I consider myself as a visual creature, and the past few years i’ve been on a personal mission to identify suspiciously similar looking Logos and Corporate Identities. Allow me to add a footnote, however, as I’ve learned from past experience; the opinions on the similarities are subjective, representing my views. And my sole intention is simply to demonstrate that we are all inspired by the same things. Now more than ever, thanks to the internet.
Realistically of course, I’m not discounting the simple fact that some may have been inspired by the same ideas. Nevertheless, it’s an ever changing, ever amassing encyclopedia of visual identity that’s just a click away. Here’s a look at some.
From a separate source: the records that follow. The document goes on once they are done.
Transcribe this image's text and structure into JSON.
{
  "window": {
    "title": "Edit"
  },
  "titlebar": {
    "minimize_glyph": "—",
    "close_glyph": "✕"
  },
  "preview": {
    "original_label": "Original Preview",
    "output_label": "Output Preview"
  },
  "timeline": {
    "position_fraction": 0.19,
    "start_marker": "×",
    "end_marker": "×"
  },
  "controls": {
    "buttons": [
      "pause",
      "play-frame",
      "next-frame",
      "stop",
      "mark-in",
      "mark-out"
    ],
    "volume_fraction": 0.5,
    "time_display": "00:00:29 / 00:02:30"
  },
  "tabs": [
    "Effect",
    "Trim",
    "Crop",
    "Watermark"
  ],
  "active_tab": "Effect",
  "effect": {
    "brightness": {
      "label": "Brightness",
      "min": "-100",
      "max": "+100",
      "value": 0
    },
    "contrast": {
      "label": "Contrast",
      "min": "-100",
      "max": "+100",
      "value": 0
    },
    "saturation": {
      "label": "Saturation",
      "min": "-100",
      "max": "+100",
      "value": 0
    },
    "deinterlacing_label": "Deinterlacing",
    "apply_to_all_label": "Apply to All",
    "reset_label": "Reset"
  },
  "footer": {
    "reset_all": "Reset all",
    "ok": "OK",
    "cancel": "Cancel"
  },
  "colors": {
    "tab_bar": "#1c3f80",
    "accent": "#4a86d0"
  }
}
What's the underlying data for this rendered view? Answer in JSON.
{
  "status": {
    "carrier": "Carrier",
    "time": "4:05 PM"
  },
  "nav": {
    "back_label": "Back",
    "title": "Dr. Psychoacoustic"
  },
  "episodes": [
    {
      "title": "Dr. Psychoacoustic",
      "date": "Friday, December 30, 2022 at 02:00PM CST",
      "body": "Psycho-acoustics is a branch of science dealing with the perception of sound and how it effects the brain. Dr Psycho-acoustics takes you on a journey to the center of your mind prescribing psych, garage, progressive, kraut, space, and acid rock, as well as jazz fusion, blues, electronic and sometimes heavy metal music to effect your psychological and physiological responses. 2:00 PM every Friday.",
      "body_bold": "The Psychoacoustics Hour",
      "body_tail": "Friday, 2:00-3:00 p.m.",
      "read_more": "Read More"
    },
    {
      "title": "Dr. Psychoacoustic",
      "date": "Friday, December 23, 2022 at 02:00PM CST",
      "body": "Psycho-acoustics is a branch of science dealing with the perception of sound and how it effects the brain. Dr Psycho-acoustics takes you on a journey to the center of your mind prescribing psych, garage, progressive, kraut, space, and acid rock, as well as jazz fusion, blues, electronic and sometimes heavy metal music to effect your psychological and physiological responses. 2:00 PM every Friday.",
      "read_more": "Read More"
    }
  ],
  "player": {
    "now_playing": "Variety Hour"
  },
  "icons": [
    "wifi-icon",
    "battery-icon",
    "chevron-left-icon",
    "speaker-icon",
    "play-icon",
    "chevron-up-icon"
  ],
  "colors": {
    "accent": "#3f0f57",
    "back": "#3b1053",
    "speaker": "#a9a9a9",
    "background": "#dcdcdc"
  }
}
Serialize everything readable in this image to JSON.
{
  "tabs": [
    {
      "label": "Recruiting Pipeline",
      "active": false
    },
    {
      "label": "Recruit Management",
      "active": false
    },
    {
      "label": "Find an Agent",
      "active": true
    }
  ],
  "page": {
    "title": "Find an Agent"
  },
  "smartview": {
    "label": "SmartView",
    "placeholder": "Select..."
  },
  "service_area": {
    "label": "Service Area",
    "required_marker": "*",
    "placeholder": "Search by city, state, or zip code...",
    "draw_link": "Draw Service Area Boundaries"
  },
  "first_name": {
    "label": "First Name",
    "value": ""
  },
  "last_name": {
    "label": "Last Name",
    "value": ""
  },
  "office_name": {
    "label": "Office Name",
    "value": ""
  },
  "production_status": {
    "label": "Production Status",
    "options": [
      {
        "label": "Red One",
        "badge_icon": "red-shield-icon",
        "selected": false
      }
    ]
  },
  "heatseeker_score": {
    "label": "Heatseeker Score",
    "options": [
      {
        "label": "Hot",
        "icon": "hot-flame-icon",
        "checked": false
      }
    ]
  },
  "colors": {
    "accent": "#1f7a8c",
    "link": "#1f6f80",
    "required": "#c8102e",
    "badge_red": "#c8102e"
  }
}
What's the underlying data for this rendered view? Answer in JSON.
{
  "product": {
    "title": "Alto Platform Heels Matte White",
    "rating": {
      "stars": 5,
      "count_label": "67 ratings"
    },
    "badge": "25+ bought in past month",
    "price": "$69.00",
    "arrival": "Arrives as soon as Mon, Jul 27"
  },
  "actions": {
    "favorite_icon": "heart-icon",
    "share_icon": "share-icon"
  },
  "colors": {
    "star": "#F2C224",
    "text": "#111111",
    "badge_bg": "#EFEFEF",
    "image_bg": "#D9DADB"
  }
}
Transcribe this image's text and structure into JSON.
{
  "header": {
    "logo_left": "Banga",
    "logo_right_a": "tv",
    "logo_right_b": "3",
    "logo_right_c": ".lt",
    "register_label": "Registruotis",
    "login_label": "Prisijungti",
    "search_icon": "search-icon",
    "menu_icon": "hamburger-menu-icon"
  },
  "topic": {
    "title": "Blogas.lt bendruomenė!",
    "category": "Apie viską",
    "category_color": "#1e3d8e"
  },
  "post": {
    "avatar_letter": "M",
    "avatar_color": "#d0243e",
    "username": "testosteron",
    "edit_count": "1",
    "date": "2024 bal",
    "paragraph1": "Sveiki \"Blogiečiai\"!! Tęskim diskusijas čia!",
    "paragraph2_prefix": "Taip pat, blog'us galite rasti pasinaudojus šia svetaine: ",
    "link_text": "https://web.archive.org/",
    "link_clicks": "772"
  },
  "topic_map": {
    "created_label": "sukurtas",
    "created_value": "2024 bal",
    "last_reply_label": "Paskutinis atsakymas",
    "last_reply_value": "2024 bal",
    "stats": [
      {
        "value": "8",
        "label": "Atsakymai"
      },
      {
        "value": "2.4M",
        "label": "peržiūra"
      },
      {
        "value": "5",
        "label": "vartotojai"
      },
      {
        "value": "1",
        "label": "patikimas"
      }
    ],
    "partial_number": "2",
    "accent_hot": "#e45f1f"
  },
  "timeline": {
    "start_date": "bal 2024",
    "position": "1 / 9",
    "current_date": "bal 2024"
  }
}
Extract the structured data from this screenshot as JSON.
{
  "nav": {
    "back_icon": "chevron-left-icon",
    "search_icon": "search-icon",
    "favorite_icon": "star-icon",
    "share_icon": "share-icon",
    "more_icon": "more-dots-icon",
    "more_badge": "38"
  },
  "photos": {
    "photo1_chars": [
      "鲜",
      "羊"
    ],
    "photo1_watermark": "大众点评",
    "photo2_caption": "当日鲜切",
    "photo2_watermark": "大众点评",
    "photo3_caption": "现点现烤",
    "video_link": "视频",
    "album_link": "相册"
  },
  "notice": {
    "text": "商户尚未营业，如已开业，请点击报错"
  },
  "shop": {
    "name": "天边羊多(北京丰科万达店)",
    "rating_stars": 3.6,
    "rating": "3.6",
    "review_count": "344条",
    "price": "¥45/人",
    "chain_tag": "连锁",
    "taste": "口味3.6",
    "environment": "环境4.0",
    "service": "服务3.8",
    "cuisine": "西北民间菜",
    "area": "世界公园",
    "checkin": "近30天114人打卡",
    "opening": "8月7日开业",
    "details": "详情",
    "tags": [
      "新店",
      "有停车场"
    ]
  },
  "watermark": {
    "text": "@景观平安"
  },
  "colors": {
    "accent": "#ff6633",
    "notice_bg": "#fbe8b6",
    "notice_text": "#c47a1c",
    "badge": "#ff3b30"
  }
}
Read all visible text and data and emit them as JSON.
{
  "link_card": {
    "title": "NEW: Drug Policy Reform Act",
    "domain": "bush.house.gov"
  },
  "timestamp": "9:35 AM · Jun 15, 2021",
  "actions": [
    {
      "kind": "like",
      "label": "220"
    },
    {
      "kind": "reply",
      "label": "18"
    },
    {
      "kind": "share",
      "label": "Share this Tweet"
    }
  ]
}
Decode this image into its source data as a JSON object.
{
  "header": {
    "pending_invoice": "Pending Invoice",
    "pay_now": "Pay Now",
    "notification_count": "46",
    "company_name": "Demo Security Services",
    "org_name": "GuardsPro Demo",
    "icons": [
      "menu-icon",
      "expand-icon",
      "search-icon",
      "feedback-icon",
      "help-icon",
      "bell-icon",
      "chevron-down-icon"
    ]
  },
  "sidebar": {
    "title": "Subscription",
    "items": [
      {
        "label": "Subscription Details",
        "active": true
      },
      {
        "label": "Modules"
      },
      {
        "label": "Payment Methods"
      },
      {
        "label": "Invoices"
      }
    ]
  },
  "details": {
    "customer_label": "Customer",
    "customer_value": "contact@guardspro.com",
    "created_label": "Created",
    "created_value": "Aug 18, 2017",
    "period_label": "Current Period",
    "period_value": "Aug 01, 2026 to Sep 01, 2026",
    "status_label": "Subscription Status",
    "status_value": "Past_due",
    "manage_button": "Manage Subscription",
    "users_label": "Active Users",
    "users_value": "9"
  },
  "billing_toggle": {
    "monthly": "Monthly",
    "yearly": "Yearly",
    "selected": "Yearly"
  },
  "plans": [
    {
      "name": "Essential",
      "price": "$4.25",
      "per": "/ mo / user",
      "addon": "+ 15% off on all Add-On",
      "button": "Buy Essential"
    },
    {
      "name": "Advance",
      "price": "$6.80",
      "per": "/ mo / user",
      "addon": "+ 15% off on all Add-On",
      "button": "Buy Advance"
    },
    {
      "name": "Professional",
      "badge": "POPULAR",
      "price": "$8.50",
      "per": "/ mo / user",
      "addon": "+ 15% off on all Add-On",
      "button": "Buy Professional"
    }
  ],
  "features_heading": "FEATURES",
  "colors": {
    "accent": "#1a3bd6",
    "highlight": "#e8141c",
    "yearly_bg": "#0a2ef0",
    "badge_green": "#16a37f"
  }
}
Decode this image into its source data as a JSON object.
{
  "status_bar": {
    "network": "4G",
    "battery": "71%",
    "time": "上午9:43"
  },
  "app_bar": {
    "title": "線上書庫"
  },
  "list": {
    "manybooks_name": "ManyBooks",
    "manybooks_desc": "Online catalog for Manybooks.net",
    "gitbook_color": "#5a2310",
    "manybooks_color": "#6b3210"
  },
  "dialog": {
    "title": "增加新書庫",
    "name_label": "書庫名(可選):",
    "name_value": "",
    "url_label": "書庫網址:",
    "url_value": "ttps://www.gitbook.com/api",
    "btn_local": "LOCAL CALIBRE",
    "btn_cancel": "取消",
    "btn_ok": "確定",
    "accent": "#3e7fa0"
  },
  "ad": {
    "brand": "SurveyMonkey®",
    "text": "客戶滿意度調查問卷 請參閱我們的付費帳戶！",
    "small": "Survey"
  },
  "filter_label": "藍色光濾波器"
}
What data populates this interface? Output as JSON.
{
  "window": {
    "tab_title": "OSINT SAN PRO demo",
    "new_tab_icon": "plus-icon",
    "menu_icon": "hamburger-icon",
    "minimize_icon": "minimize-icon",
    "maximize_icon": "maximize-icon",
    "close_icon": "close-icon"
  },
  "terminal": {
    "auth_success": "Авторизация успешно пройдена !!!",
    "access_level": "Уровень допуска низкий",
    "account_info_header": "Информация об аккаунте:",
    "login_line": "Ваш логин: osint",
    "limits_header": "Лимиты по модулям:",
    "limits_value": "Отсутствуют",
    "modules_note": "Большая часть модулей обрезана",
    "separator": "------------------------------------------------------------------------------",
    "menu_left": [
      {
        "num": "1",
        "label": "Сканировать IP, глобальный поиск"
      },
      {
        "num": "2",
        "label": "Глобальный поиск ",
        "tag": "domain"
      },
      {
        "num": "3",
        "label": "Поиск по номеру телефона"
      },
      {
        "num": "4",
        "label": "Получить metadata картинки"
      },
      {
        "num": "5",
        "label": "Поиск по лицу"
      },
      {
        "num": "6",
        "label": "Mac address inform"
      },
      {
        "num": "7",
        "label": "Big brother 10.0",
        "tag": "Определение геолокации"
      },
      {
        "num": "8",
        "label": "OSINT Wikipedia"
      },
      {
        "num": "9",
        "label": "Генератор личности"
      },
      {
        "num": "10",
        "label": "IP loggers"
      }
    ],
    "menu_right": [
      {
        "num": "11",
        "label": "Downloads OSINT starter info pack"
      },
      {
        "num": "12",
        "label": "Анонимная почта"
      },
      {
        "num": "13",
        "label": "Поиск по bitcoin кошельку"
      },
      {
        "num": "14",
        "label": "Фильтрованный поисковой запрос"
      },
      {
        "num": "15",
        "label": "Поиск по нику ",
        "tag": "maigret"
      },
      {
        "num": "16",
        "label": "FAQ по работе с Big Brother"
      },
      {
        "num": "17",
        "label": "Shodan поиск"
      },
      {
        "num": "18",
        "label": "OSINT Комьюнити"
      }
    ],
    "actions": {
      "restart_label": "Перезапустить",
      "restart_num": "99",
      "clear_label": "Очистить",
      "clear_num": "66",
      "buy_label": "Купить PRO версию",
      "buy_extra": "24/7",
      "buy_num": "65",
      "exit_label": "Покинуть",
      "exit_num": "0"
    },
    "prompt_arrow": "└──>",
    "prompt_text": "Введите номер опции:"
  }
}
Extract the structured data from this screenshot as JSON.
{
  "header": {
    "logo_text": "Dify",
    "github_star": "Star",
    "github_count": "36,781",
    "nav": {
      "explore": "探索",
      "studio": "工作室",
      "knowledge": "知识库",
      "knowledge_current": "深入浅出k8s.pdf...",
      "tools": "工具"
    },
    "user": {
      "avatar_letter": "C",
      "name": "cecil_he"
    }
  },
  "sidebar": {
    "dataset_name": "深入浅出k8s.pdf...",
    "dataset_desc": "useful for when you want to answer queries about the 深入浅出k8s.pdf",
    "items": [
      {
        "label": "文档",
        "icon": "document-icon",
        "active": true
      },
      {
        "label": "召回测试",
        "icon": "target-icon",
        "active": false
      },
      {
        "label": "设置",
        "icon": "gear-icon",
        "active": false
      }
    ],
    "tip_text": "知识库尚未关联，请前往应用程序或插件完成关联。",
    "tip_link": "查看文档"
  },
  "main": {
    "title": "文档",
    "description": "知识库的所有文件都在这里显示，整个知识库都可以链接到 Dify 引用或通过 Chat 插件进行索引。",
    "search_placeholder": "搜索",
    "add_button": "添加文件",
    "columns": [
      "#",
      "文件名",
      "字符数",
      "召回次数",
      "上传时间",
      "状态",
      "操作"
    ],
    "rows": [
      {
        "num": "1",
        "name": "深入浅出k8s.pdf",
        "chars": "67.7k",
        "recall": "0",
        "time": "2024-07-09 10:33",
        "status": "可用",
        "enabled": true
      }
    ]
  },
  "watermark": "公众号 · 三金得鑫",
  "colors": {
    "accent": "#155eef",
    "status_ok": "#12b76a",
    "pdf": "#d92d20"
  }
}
There’s an old French proverb: “Plus ça change, plus c’est la même chose,” first coined by French columnist and novelist Alphonse Karr (1808-1890), which loosely translates to: “The more we change, the more we stay the same.”
Before the internet, we all operated in virtual seclusion and isolation, as individuals in our world. Collaboration only occurred in Multinational Corporations that operated across different countries and cultures. In the business world, ideas and innovation spread in limitation, only to organizations that had the resources and means to communicate
Facebook, Twitter, Linked-IN, Groupon, and Crowdsourcing are becoming a common part of our vocabulary and lifestyle… through which mediums we are connected through our work, and the objects that inspire us.
And for all digital natives (those born after 1980s when internet and digital revolution was in full swing), life without it is simply unfathomable.
It turns out that being a true original is increasingly difficult, if not virtually impossible.